Current Approaches to Experimental and Quasi-experimental Research for Public Administration and Public Policy
Title：Current Approaches to Experimental and Quasi-experimental Research for Public Administration and Public Policy
Speaker：Stuart Bretschneider, Foundation Professor, School of Public Affairs, Arizona State University
Moderator：Liu Zhilin, Associate Professor, School of Public Policy and Management, Tsinghua University
Discussant: Dai Yixin, Associate Professor, School of Public Policy and Management, Tsinghua University
Venue：Room 321, School of Public Policy and Management, Tsinghua University
This presentation looks at current trends in the application of experiments and quasi-experiments being applied to both public administration and public policy research. It starts by explaining how the two fields differ historically in their attitudes and applications of experiments and quasi-experiments as viewed through publication success. From this review a list of issues is derived for each with some discussion of how the field has responded to these issues. This review takes into account technology changes like the internet and peer production sites like Amazon’s Mechanical Turk. The paper conclude with some recommendations for future work.

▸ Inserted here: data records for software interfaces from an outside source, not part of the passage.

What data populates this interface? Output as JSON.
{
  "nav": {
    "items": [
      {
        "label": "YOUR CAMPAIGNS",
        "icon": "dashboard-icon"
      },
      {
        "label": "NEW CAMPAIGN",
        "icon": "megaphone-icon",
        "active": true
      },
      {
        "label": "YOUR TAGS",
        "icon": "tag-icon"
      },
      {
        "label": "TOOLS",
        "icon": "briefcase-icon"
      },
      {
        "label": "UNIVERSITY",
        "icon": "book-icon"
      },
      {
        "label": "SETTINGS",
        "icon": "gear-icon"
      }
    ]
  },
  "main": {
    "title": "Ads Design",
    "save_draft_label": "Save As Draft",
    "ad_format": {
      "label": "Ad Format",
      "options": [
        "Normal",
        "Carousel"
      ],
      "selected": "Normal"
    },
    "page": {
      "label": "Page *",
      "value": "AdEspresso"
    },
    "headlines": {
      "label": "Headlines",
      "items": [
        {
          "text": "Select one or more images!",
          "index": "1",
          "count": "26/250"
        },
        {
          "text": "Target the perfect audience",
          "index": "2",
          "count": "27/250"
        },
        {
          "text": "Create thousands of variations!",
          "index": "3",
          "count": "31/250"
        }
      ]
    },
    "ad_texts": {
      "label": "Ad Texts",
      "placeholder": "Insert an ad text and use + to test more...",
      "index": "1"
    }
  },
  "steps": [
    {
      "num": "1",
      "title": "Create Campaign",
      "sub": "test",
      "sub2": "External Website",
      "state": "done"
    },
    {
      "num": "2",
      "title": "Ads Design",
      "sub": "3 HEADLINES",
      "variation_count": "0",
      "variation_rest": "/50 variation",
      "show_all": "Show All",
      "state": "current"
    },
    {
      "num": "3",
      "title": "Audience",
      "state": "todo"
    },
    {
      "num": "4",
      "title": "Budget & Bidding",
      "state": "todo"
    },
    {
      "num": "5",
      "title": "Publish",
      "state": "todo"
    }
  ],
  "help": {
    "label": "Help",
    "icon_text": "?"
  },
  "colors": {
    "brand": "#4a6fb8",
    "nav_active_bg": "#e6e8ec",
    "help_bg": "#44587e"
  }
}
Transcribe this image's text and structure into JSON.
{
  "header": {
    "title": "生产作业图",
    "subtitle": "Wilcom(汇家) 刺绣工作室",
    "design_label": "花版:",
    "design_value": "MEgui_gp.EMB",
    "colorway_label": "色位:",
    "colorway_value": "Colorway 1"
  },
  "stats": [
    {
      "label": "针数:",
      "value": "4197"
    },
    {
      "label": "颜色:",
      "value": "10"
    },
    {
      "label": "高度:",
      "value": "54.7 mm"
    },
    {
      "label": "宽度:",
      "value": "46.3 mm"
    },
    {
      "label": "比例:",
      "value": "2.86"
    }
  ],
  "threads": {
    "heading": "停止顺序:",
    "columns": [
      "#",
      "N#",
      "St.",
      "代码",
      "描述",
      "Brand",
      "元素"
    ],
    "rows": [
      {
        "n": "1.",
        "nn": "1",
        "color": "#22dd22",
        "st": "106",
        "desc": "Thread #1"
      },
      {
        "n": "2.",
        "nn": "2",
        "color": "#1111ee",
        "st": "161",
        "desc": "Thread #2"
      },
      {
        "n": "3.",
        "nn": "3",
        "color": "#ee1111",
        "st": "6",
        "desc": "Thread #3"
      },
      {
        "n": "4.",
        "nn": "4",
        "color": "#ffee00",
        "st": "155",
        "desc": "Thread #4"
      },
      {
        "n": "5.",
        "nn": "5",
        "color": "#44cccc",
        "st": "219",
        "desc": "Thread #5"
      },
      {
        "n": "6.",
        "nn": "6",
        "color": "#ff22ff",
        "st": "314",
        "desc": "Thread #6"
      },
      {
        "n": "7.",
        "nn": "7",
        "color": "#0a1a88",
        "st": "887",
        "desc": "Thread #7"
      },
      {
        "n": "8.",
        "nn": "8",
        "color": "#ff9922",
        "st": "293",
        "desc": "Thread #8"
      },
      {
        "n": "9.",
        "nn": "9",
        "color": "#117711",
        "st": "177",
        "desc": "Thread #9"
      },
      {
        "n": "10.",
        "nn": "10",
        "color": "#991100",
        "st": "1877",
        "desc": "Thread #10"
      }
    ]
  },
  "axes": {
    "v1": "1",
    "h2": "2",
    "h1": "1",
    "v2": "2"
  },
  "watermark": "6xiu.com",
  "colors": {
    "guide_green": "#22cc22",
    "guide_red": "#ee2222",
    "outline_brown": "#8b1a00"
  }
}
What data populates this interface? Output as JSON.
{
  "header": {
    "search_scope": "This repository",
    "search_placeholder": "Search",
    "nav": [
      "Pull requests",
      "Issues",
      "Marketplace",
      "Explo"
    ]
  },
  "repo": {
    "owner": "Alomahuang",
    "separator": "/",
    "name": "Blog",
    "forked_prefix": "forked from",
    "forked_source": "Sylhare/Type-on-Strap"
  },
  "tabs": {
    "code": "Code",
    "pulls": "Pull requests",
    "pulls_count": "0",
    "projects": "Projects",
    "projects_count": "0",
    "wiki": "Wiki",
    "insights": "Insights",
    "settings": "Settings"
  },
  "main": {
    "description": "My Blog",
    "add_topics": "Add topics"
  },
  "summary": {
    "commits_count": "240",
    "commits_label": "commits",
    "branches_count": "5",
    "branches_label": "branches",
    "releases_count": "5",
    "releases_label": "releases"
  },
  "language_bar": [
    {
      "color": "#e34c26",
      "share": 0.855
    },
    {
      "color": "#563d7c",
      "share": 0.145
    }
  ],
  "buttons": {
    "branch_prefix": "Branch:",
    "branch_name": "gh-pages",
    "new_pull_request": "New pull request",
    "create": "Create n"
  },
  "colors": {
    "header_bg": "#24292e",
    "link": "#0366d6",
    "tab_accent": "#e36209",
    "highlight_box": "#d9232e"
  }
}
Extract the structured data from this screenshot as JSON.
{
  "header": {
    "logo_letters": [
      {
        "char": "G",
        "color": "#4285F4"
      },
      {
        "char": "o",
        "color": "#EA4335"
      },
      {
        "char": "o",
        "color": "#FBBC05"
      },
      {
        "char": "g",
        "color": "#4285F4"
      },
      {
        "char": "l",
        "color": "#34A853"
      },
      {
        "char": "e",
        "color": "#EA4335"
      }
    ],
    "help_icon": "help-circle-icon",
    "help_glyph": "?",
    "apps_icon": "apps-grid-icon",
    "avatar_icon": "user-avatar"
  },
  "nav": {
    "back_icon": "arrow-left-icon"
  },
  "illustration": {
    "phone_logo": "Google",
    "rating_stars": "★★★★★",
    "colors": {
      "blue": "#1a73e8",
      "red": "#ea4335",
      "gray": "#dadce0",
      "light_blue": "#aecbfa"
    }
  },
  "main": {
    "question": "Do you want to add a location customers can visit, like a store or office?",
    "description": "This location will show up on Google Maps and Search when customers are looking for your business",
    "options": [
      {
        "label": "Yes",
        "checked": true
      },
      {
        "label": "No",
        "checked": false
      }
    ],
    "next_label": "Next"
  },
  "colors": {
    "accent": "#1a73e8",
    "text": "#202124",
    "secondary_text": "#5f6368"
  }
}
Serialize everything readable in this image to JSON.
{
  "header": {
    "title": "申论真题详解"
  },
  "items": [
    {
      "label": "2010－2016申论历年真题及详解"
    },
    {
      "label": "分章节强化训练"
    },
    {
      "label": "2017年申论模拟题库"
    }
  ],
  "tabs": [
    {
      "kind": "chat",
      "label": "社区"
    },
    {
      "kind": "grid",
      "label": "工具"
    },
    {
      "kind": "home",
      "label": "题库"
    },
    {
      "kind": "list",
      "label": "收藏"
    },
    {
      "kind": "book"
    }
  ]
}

Stuart Bretschneider is a Foundation Professor of Organization Design and Public Administration at Arizona State University’s School of Public Affairs. He is also director of research and a senior research associate at the school’s Center for Organization Research and Design. Previously Bretschneider was a Maxwell Professor of Public Administration and International Affairs and director of the Center for Technology and Information Policy at the Maxwell School of Citizenship and Public Affairs, Syracuse University before arriving at Arizona State University. He was also associate dean and chair of the Public Administration Department between 2005 and 2011 at the Maxwell School. Currently, his research has focused on how public organizations make use of information technology and the effects of those technologies on public organizations; how public organizations employ forecasting technology and organize to carry out forecasting activities; and how sector differences affect administrative processes. He has also done work in science and technology policy. His work includes numerous funded projects associated with the evaluation of public policy in the energy, environment and technology areas.